In those days, you sometimes took your life into your hands just by going to your own gig. The Newmatics saw a few scary moments in their touring history – an all-out battle on the dance floor at Victoria University playing with the Blams and the Meemees, where local punks were out to prove they were as stanch as their cousins up north, springs to mind. But by far and away the most disturbing incident the band was witness to was at an early evening gig at Bryan Staff’s XS Cafe in Airedale Street in the early summer of 1980.
We had only played XS once before supporting The Features so we were bloody nervous and not too sure of our reception from the gathering crowd. We launched into our set of largely untried material and it was going well – the crowd seemed to be enjoying it – and even the staunchest of skinheads seemed to be in a relaxed mood.
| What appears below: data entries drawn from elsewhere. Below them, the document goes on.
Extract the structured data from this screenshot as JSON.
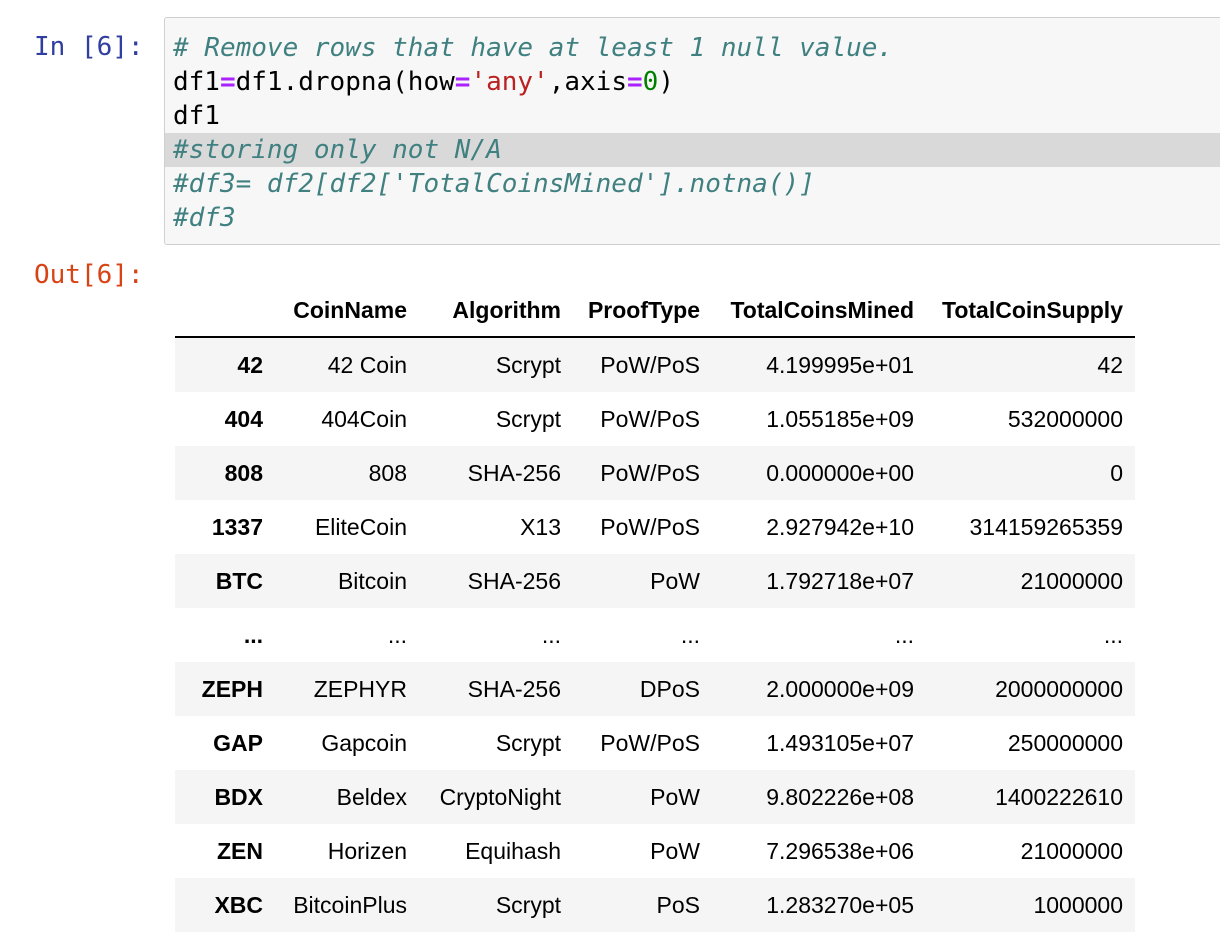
{
  "input_prompt": "In [6]:",
  "output_prompt": "Out[6]:",
  "code": {
    "line1_comment": "# Remove rows that have at least 1 null value.",
    "line2": {
      "a": "df1",
      "eq": "=",
      "b": "df1.dropna(how",
      "eq2": "=",
      "str": "'any'",
      "c": ",axis",
      "eq3": "=",
      "num": "0",
      "d": ")"
    },
    "line3": "df1",
    "line4_comment": "#storing only not N/A",
    "line5_comment": "#df3= df2[df2['TotalCoinsMined'].notna()]",
    "line6_comment": "#df3"
  },
  "table": {
    "columns": [
      "",
      "CoinName",
      "Algorithm",
      "ProofType",
      "TotalCoinsMined",
      "TotalCoinSupply"
    ],
    "rows": [
      [
        "42",
        "42 Coin",
        "Scrypt",
        "PoW/PoS",
        "4.199995e+01",
        "42"
      ],
      [
        "404",
        "404Coin",
        "Scrypt",
        "PoW/PoS",
        "1.055185e+09",
        "532000000"
      ],
      [
        "808",
        "808",
        "SHA-256",
        "PoW/PoS",
        "0.000000e+00",
        "0"
      ],
      [
        "1337",
        "EliteCoin",
        "X13",
        "PoW/PoS",
        "2.927942e+10",
        "314159265359"
      ],
      [
        "BTC",
        "Bitcoin",
        "SHA-256",
        "PoW",
        "1.792718e+07",
        "21000000"
      ],
      [
        "...",
        "...",
        "...",
        "...",
        "...",
        "..."
      ],
      [
        "ZEPH",
        "ZEPHYR",
        "SHA-256",
        "DPoS",
        "2.000000e+09",
        "2000000000"
      ],
      [
        "GAP",
        "Gapcoin",
        "Scrypt",
        "PoW/PoS",
        "1.493105e+07",
        "250000000"
      ],
      [
        "BDX",
        "Beldex",
        "CryptoNight",
        "PoW",
        "9.802226e+08",
        "1400222610"
      ],
      [
        "ZEN",
        "Horizen",
        "Equihash",
        "PoW",
        "7.296538e+06",
        "21000000"
      ],
      [
        "XBC",
        "BitcoinPlus",
        "Scrypt",
        "PoS",
        "1.283270e+05",
        "1000000"
      ]
    ]
  }
}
That was all to soon change however, when the room suddenly filled with blue uniforms that lined the walls.
"An all-out brawl quickly ensued while we stared at each other mid-song onstage, not believing what was happening directly in front of us."
Live music fans were well used to the police presence at gigs. They were largely looking to nab underage drinkers and make their presence felt – but there was something a little different about this. Standing singing on stage I could see what was coming through the doors. A double file of helmeted and long battened riot police made their way into the middle of the room from where they began to randomly harass anyone unfortunate enough to be in their way.
An all-out brawl quickly ensued while we stared at each other mid-song onstage, not believing what was happening directly in front of us. This was the first time any of us had seen a long baton and what a devastating weapon it was, especially being wielded by enthusiastic new recruits training for what was to be a much more serious battle in the year to come. If this was a training exercise on easy targets then it was very successful. Apparently someone had thrown a bottle outside at some Ds cruising by who took exception and called in the artillery. But whatever the reason, it was completely over the top and everyone was a bit shocked.
The 1981 Springbok Tour was looming, some six months away and tensions in the country were strained to say the least. At the next couple of band rehearsals we jammed and wrote ‘Riot Squad’ – probably the quickest and easiest song we wrote. By the time we had it recorded and released, the games were underway and we were on tour. The band was to find itself facing the Blue Shadow once again, this time at the infamous battle of Molesworth Street in Wellington.
Just off the ferry and knackered after six weeks all crammed into a Bedford van we were commandeered by our mate Jeff Void from Riot 111 (a marshal in the protest movement), who we spied running down Willis Street at breakneck speed. Before long we found ourselves with arms linked, facing the Red Squad and that long baton once more, this time for real, amidst the turmoil of a divided country.